Pelvic thrust

The pelvic thrust is the thrusting motion of the pelvic region, which is used for a variety of activities, such as dance or sexual activity.

Sexual activityEdit

 
Man thrusting woman in sexual intercourse

The pelvic thrust is used during copulation by many species of mammals,[1][2][3] including humans,[4] or for other sexual activities (such as non-penetrative sex). In 2007, German scientists noted that female monkeys could increase the vigor and amount of pelvic thrusts made by the male by shouting during intercourse.[5] In whitetail deer, copulation consists of a single pelvic thrust.[6]

DanceEdit

 
Elvis Presley performing "Jailhouse Rock"

One of the first to perform this move on stage was Elvis Presley. It was quite controversial due to its obvious sexual connotations. Due to this controversy, he was sometimes shown (as seen on his third appearance on The Ed Sullivan Show) from the waist up on TV.[7] Later, the pelvic thrust also became one of the signature moves of Michael Jackson.[8] Twerking, a reverse and sometimes passive form of pelvic thrust dance move, is also a very popular form of hip-hop dance move. The sideways pelvic thrust is a famous female dance move in India and Bangladesh and known as thumka. It appears in the lyrics of various Bollywood songs.[citation needed]
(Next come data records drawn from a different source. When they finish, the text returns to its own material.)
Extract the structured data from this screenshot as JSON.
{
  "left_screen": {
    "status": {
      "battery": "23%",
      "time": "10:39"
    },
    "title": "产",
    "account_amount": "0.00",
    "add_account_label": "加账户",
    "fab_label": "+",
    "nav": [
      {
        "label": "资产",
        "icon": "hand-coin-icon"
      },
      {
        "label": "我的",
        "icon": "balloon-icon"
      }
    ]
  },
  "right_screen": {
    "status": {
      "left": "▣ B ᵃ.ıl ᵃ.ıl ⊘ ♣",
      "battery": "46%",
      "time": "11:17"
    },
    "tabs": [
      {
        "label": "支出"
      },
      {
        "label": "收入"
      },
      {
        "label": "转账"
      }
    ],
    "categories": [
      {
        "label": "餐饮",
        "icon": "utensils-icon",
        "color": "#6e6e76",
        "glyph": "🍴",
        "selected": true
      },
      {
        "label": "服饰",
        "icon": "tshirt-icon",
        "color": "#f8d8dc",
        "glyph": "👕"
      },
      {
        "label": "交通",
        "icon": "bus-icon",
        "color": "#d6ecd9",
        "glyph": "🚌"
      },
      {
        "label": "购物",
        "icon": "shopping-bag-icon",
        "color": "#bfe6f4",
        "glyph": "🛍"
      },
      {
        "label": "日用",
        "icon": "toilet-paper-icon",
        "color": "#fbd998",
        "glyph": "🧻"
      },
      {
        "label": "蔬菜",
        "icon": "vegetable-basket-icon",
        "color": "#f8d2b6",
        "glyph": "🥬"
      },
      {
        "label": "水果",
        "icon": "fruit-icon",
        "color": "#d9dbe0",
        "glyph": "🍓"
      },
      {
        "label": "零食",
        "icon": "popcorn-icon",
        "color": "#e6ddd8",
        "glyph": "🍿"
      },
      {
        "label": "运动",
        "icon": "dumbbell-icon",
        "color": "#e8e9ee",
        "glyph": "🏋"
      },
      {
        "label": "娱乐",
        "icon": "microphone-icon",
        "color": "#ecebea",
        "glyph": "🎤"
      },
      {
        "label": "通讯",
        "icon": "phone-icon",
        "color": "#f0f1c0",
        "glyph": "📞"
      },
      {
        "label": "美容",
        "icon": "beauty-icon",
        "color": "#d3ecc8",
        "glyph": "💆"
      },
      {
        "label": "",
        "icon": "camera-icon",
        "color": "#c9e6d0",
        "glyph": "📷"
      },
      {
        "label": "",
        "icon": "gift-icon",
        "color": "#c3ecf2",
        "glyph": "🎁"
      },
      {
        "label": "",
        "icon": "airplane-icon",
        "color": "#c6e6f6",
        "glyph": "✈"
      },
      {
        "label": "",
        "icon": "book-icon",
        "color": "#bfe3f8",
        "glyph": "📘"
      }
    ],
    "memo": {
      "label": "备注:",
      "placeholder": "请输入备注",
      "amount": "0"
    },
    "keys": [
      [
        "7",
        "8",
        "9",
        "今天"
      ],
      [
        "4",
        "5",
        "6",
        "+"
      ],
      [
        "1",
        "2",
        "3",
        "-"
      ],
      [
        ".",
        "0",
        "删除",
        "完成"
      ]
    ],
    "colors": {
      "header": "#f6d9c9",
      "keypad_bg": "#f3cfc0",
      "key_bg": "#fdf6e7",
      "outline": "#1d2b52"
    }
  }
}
ExerciseEdit

As an exercise, bodybuilders commonly add weights (either a barbell or plate) to train the gluteal muscles, mostly the gluteus maximus.[9]

InfantsEdit

Pelvic thrusting is observed in infant monkeys, apes, and humans. These observations led ethologist John Bowlby (1969) to suggest that infantile sexual behavior may be the rule in mammals, not the exception. Thrusting has been observed in humans at eight to 10 months of age and may be an expression of affection. Typically, the infant clings to the parent, then nuzzles, thrusts, and rotates the pelvis for several seconds.[10]

See alsoEdit

ReferencesEdit

  1. ^ R. D. Estes (1991). The Behavior Guide to African Mammals: Including Hoofed Mammals, Carnivores, Primates. University of California Press. ISBN 978-0-520-08085-0. Retrieved 28 July 2013. copulation thrusting.
  2. ^ Bruce Bagemihl (15 January 1999). Biological Exuberance: Animal Homosexuality and Natural Diversity. Macmillan. ISBN 978-0-312-19239-6.
  3. ^ A. F. Dixson (26 January 2012). Primate Sexuality: Comparative Studies of the Prosimians, Monkeys, Apes, and Humans. Oxford University Press. ISBN 978-0-19-954464-6.
  4. ^ Nilamadhab Kar, Gopal Chandra Kar (2005). Comprehensive Textbook of Sexual Medicine. Jaypee Brothers Publishers. pp. 107–112. ISBN 8180614050. Retrieved February 10, 2014.{{cite book}}: CS1 maint: uses authors parameter (link)
  5. ^ "Study Reveals Why Monkeys Shout During Sex". livescience.com. Charles Q. Choi. 18 December 2007.
  6. ^ Leonard Lee Rue (3 September 2013). Whitetail Savvy: New Research and Observations about America's Most Popular Big Game Animal. Skyhorse Publishing. ISBN 978-1-62636-531-5.
  7. ^ "Welcome to EIN". Elvisinfonet.com. Retrieved 2013-08-01.
  8. ^ "#HappyBirthdayMJ – Top 5 iconic steps Michael Jackson floored us with". Business Insider. Retrieved 3 April 2017.
  9. ^ Neto, Walter Krause; Vieira, Thais Lima; Gama, Eliane Florencio (June 2019). "Barbell Hip Thrust, Muscular Activation and Performance: A Systematic Review". Journal of Sports Science & Medicine. 18 (2): 198–206. ISSN 1303-2968. PMC 6544005. PMID 31191088.
  10. ^ Rathus, Spencer: Human sexuality in a world of diversity (2007) p. 314

BibliographyEdit